The entries need to be copied exactly.

Stored data entries
----
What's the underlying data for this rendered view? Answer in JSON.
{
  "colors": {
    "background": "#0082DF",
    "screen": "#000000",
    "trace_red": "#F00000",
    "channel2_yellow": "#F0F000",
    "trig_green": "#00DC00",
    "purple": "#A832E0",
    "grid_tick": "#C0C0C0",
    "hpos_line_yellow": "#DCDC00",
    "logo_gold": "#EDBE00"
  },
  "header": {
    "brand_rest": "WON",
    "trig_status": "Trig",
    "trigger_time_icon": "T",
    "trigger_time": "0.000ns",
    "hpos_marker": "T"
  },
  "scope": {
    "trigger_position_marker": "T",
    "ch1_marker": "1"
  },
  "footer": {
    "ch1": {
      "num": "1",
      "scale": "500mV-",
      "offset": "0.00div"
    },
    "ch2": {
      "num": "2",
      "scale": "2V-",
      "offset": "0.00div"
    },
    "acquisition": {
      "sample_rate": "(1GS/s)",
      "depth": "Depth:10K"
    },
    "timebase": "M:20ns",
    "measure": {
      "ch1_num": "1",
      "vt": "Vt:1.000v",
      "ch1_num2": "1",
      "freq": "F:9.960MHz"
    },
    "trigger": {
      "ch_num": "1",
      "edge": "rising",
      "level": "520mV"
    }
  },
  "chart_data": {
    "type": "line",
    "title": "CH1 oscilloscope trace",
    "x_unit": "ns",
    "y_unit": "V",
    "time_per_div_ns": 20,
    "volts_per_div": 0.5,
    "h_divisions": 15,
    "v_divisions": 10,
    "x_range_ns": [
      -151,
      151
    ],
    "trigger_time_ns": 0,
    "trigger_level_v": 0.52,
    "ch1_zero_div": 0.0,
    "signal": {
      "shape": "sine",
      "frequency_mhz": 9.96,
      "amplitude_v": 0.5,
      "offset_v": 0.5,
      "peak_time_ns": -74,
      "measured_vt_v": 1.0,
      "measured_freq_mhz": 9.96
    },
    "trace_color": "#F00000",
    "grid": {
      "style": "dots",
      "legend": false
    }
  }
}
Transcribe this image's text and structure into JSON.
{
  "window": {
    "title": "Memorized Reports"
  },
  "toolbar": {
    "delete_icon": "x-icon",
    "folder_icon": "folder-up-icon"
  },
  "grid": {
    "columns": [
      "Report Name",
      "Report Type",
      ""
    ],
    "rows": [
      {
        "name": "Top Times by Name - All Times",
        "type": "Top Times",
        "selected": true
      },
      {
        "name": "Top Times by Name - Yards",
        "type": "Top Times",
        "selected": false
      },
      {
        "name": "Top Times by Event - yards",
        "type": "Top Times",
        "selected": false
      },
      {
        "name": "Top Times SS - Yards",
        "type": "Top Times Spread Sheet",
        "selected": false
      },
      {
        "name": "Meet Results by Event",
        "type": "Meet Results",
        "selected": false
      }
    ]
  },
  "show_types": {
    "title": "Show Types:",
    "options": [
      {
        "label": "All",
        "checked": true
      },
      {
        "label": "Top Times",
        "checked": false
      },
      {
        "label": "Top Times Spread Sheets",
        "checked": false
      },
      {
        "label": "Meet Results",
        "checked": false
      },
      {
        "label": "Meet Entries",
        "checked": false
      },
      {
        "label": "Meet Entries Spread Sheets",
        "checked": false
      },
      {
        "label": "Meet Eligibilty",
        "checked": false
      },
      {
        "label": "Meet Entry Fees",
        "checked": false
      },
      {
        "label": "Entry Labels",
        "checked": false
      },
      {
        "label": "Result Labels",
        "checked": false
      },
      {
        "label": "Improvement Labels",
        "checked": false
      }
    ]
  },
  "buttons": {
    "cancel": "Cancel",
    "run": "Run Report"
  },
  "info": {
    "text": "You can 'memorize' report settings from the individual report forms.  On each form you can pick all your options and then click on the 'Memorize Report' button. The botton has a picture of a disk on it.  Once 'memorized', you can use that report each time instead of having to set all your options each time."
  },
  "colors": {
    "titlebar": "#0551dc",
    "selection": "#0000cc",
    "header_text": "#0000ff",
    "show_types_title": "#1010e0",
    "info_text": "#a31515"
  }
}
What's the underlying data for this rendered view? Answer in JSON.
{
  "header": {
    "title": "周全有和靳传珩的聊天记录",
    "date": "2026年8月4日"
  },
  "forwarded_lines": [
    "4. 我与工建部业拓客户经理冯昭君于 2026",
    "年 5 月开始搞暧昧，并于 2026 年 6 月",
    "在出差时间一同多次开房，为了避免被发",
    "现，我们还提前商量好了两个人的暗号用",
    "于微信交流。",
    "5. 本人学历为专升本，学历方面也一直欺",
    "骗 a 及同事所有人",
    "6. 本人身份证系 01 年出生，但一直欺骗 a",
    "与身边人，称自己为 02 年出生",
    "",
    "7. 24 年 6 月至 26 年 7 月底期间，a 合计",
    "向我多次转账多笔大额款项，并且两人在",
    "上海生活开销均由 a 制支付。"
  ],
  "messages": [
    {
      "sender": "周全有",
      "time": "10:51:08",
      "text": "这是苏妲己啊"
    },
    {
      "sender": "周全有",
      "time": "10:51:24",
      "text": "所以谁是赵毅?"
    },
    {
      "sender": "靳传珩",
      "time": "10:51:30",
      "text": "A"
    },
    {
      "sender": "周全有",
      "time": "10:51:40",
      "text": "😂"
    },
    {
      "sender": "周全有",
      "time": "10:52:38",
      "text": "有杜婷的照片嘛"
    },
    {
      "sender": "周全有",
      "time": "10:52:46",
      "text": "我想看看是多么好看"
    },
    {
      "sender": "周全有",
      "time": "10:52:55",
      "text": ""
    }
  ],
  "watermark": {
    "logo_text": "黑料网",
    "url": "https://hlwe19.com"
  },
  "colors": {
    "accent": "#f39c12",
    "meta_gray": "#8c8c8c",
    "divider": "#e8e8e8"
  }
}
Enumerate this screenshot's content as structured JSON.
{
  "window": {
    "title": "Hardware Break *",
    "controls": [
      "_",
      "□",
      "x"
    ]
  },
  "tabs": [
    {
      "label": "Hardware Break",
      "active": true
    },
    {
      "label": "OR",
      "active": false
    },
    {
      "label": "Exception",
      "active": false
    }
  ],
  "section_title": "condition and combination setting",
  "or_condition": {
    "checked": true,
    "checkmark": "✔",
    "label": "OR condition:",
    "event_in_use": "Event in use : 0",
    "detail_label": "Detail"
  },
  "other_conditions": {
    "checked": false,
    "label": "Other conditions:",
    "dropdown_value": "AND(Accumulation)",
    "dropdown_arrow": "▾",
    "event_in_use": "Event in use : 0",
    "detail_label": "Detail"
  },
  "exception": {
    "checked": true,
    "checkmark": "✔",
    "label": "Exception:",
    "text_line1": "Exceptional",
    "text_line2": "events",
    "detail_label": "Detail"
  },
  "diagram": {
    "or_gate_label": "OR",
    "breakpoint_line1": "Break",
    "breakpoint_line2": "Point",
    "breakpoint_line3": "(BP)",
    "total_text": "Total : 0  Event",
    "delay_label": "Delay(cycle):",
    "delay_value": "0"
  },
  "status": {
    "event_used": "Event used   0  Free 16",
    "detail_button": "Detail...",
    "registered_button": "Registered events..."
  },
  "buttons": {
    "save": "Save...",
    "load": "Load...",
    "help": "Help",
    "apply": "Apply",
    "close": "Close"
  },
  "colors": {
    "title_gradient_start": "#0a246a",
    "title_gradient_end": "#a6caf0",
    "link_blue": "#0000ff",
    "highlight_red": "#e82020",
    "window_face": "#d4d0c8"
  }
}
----
Solution to this task:
What's the underlying data for this rendered view? Answer in JSON.
{
  "colors": {
    "background": "#0082DF",
    "screen": "#000000",
    "trace_red": "#F00000",
    "channel2_yellow": "#F0F000",
    "trig_green": "#00DC00",
    "purple": "#A832E0",
    "grid_tick": "#C0C0C0",
    "hpos_line_yellow": "#DCDC00",
    "logo_gold": "#EDBE00"
  },
  "header": {
    "brand_rest": "WON",
    "trig_status": "Trig",
    "trigger_time_icon": "T",
    "trigger_time": "0.000ns",
    "hpos_marker": "T"
  },
  "scope": {
    "trigger_position_marker": "T",
    "ch1_marker": "1"
  },
  "footer": {
    "ch1": {
      "num": "1",
      "scale": "500mV-",
      "offset": "0.00div"
    },
    "ch2": {
      "num": "2",
      "scale": "2V-",
      "offset": "0.00div"
    },
    "acquisition": {
      "sample_rate": "(1GS/s)",
      "depth": "Depth:10K"
    },
    "timebase": "M:20ns",
    "measure": {
      "ch1_num": "1",
      "vt": "Vt:1.000v",
      "ch1_num2": "1",
      "freq": "F:9.960MHz"
    },
    "trigger": {
      "ch_num": "1",
      "edge": "rising",
      "level": "520mV"
    }
  },
  "chart_data": {
    "type": "line",
    "title": "CH1 oscilloscope trace",
    "x_unit": "ns",
    "y_unit": "V",
    "time_per_div_ns": 20,
    "volts_per_div": 0.5,
    "h_divisions": 15,
    "v_divisions": 10,
    "x_range_ns": [
      -151,
      151
    ],
    "trigger_time_ns": 0,
    "trigger_level_v": 0.52,
    "ch1_zero_div": 0.0,
    "signal": {
      "shape": "sine",
      "frequency_mhz": 9.96,
      "amplitude_v": 0.5,
      "offset_v": 0.5,
      "peak_time_ns": -74,
      "measured_vt_v": 1.0,
      "measured_freq_mhz": 9.96
    },
    "trace_color": "#F00000",
    "grid": {
      "style": "dots",
      "legend": false
    }
  }
}
Transcribe this image's text and structure into JSON.
{
  "window": {
    "title": "Memorized Reports"
  },
  "toolbar": {
    "delete_icon": "x-icon",
    "folder_icon": "folder-up-icon"
  },
  "grid": {
    "columns": [
      "Report Name",
      "Report Type",
      ""
    ],
    "rows": [
      {
        "name": "Top Times by Name - All Times",
        "type": "Top Times",
        "selected": true
      },
      {
        "name": "Top Times by Name - Yards",
        "type": "Top Times",
        "selected": false
      },
      {
        "name": "Top Times by Event - yards",
        "type": "Top Times",
        "selected": false
      },
      {
        "name": "Top Times SS - Yards",
        "type": "Top Times Spread Sheet",
        "selected": false
      },
      {
        "name": "Meet Results by Event",
        "type": "Meet Results",
        "selected": false
      }
    ]
  },
  "show_types": {
    "title": "Show Types:",
    "options": [
      {
        "label": "All",
        "checked": true
      },
      {
        "label": "Top Times",
        "checked": false
      },
      {
        "label": "Top Times Spread Sheets",
        "checked": false
      },
      {
        "label": "Meet Results",
        "checked": false
      },
      {
        "label": "Meet Entries",
        "checked": false
      },
      {
        "label": "Meet Entries Spread Sheets",
        "checked": false
      },
      {
        "label": "Meet Eligibilty",
        "checked": false
      },
      {
        "label": "Meet Entry Fees",
        "checked": false
      },
      {
        "label": "Entry Labels",
        "checked": false
      },
      {
        "label": "Result Labels",
        "checked": false
      },
      {
        "label": "Improvement Labels",
        "checked": false
      }
    ]
  },
  "buttons": {
    "cancel": "Cancel",
    "run": "Run Report"
  },
  "info": {
    "text": "You can 'memorize' report settings from the individual report forms.  On each form you can pick all your options and then click on the 'Memorize Report' button. The botton has a picture of a disk on it.  Once 'memorized', you can use that report each time instead of having to set all your options each time."
  },
  "colors": {
    "titlebar": "#0551dc",
    "selection": "#0000cc",
    "header_text": "#0000ff",
    "show_types_title": "#1010e0",
    "info_text": "#a31515"
  }
}
What's the underlying data for this rendered view? Answer in JSON.
{
  "header": {
    "title": "周全有和靳传珩的聊天记录",
    "date": "2026年8月4日"
  },
  "forwarded_lines": [
    "4. 我与工建部业拓客户经理冯昭君于 2026",
    "年 5 月开始搞暧昧，并于 2026 年 6 月",
    "在出差时间一同多次开房，为了避免被发",
    "现，我们还提前商量好了两个人的暗号用",
    "于微信交流。",
    "5. 本人学历为专升本，学历方面也一直欺",
    "骗 a 及同事所有人",
    "6. 本人身份证系 01 年出生，但一直欺骗 a",
    "与身边人，称自己为 02 年出生",
    "",
    "7. 24 年 6 月至 26 年 7 月底期间，a 合计",
    "向我多次转账多笔大额款项，并且两人在",
    "上海生活开销均由 a 制支付。"
  ],
  "messages": [
    {
      "sender": "周全有",
      "time": "10:51:08",
      "text": "这是苏妲己啊"
    },
    {
      "sender": "周全有",
      "time": "10:51:24",
      "text": "所以谁是赵毅?"
    },
    {
      "sender": "靳传珩",
      "time": "10:51:30",
      "text": "A"
    },
    {
      "sender": "周全有",
      "time": "10:51:40",
      "text": "😂"
    },
    {
      "sender": "周全有",
      "time": "10:52:38",
      "text": "有杜婷的照片嘛"
    },
    {
      "sender": "周全有",
      "time": "10:52:46",
      "text": "我想看看是多么好看"
    },
    {
      "sender": "周全有",
      "time": "10:52:55",
      "text": ""
    }
  ],
  "watermark": {
    "logo_text": "黑料网",
    "url": "https://hlwe19.com"
  },
  "colors": {
    "accent": "#f39c12",
    "meta_gray": "#8c8c8c",
    "divider": "#e8e8e8"
  }
}
Enumerate this screenshot's content as structured JSON.
{
  "window": {
    "title": "Hardware Break *",
    "controls": [
      "_",
      "□",
      "x"
    ]
  },
  "tabs": [
    {
      "label": "Hardware Break",
      "active": true
    },
    {
      "label": "OR",
      "active": false
    },
    {
      "label": "Exception",
      "active": false
    }
  ],
  "section_title": "condition and combination setting",
  "or_condition": {
    "checked": true,
    "checkmark": "✔",
    "label": "OR condition:",
    "event_in_use": "Event in use : 0",
    "detail_label": "Detail"
  },
  "other_conditions": {
    "checked": false,
    "label": "Other conditions:",
    "dropdown_value": "AND(Accumulation)",
    "dropdown_arrow": "▾",
    "event_in_use": "Event in use : 0",
    "detail_label": "Detail"
  },
  "exception": {
    "checked": true,
    "checkmark": "✔",
    "label": "Exception:",
    "text_line1": "Exceptional",
    "text_line2": "events",
    "detail_label": "Detail"
  },
  "diagram": {
    "or_gate_label": "OR",
    "breakpoint_line1": "Break",
    "breakpoint_line2": "Point",
    "breakpoint_line3": "(BP)",
    "total_text": "Total : 0  Event",
    "delay_label": "Delay(cycle):",
    "delay_value": "0"
  },
  "status": {
    "event_used": "Event used   0  Free 16",
    "detail_button": "Detail...",
    "registered_button": "Registered events..."
  },
  "buttons": {
    "save": "Save...",
    "load": "Load...",
    "help": "Help",
    "apply": "Apply",
    "close": "Close"
  },
  "colors": {
    "title_gradient_start": "#0a246a",
    "title_gradient_end": "#a6caf0",
    "link_blue": "#0000ff",
    "highlight_red": "#e82020",
    "window_face": "#d4d0c8"
  }
}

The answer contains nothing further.